Subhankar Banerjee’s “Caribou Migration I (Oil and the Caribou, Coleen River Valley)”
Subhankar Banerjee’s “Caribou Migration I (Oil and the Caribou, Coleen River Valley)”

“Cities,” another chapter, gives us Aaron Douglas’s stunning “Song of the Towers,” from 1966, a searing piece crackling with the racial inequities of the old South, alive and well in the cities of the North, though as a chapter, it’s otherwise thin; a section on the Depression-era Dust Bowl serves up the unwieldy, rigid beauty of Alexandre Hogue’s “Crucified Land,” from 1929, its jagged ochre ridges stacked like rotting teeth. Subhankar Banerjee’s towering aerial photograph of caribou traversing melting pack ice in Alaska, from 2002, comes preloaded with eco-politics: Installed in the Smithsonian in 2003, it became a rallying point for Democrats opposed to oil drilling there — proof of life. Republicans, in power at the time and keen on opening more drilling territory, decreed Bannerjee’s entire exhibition be removed from the show’s main gallery and re-installed on the lower level, with captions edited or removed (the Smithsonian has always denied political pressure played a part in the decision).

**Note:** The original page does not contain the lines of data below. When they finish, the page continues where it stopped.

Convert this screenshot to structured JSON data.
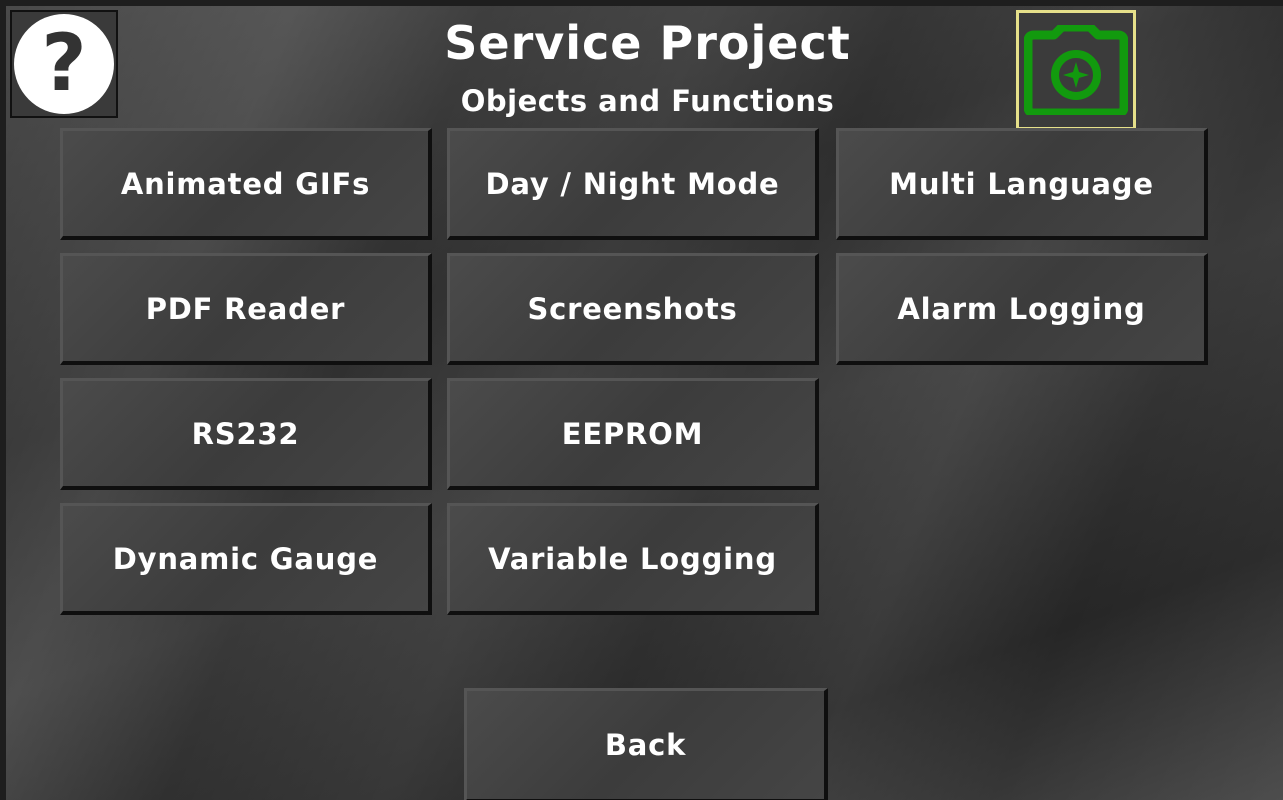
{
  "header": {
    "title": "Service Project",
    "subtitle": "Objects and Functions",
    "help_symbol": "?",
    "help_icon": "question-mark-icon",
    "camera_icon": "camera-icon",
    "camera_color": "#129a0e",
    "camera_focus_border": "#e6e08a"
  },
  "menu": {
    "items": [
      "Animated GIFs",
      "Day / Night Mode",
      "Multi Language",
      "PDF Reader",
      "Screenshots",
      "Alarm Logging",
      "RS232",
      "EEPROM",
      "Dynamic Gauge",
      "Variable Logging"
    ]
  },
  "footer": {
    "back_label": "Back"
  }
}
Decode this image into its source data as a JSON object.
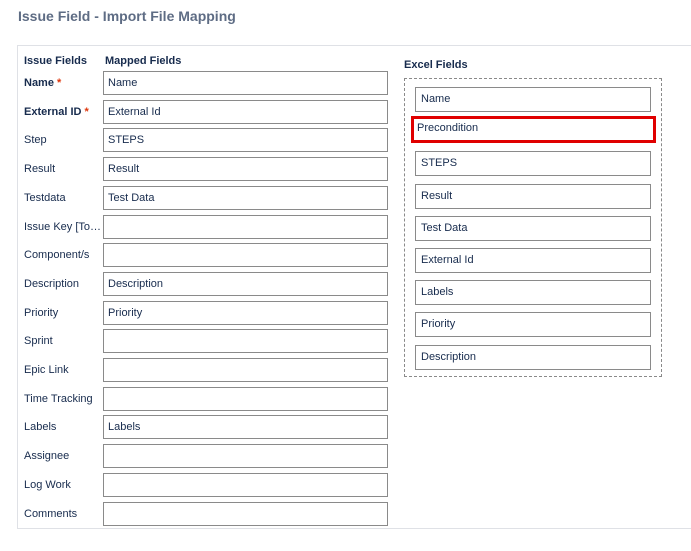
{
  "page": {
    "title": "Issue Field - Import File Mapping"
  },
  "headers": {
    "issue_fields": "Issue Fields",
    "mapped_fields": "Mapped Fields",
    "excel_fields": "Excel Fields"
  },
  "required_marker": "*",
  "rows": [
    {
      "label": "Name",
      "required": true,
      "value": "Name"
    },
    {
      "label": "External ID",
      "required": true,
      "value": "External Id"
    },
    {
      "label": "Step",
      "required": false,
      "value": "STEPS"
    },
    {
      "label": "Result",
      "required": false,
      "value": "Result"
    },
    {
      "label": "Testdata",
      "required": false,
      "value": "Test Data"
    },
    {
      "label": "Issue Key [To a...",
      "required": false,
      "value": ""
    },
    {
      "label": "Component/s",
      "required": false,
      "value": ""
    },
    {
      "label": "Description",
      "required": false,
      "value": "Description"
    },
    {
      "label": "Priority",
      "required": false,
      "value": "Priority"
    },
    {
      "label": "Sprint",
      "required": false,
      "value": ""
    },
    {
      "label": "Epic Link",
      "required": false,
      "value": ""
    },
    {
      "label": "Time Tracking",
      "required": false,
      "value": ""
    },
    {
      "label": "Labels",
      "required": false,
      "value": "Labels"
    },
    {
      "label": "Assignee",
      "required": false,
      "value": ""
    },
    {
      "label": "Log Work",
      "required": false,
      "value": ""
    },
    {
      "label": "Comments",
      "required": false,
      "value": ""
    }
  ],
  "excel_fields": [
    {
      "label": "Name",
      "highlighted": false
    },
    {
      "label": "Precondition",
      "highlighted": true
    },
    {
      "label": "STEPS",
      "highlighted": false
    },
    {
      "label": "Result",
      "highlighted": false
    },
    {
      "label": "Test Data",
      "highlighted": false
    },
    {
      "label": "External Id",
      "highlighted": false
    },
    {
      "label": "Labels",
      "highlighted": false
    },
    {
      "label": "Priority",
      "highlighted": false
    },
    {
      "label": "Description",
      "highlighted": false
    }
  ],
  "colors": {
    "required": "#de350b",
    "highlight": "#e00000",
    "title": "#5e6c84"
  }
}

Fiery, sure, though much of this material feels like obligatory padding for the final word, which PEM has saved for itself. As you reach the end, a video comes into view: hundreds of mirrors shimmering and held aloft, flowing in a makeshift river of light. It’s a piece by Cannupa Hanska Luger, another PEM addition. It was made at Standing Rock, where the standoff between the builders of the Dakota Access Pipeline and the Sioux reservation that opposed it reached its climax in early 2017. Here, though, there is no flashpoint. Instead, it’s a poetic moment, dozens of people silently coalescing in a poetic gesture of unity. It will take all that and more to repair all the damage done to the environment, however you choose to define it.

One of the eyeballs from PostCommodity’s “Repellent Fence/Valla Repelente,” which was strung across the US-Mexico border in 2015.
One of the eyeballs from PostCommodity’s “Repellent Fence/Valla Repelente,” which was strung across the US-Mexico border in 2015.Erin Clark for The Boston Globe


At the Peabody Essex Museum, East India Square, Salem, through May 5. 978-745-9500, www.pem.org

Murray Whyte can be reached at murray.whyte@globe.com. Follow him on Twitter @TheMurrayWhyte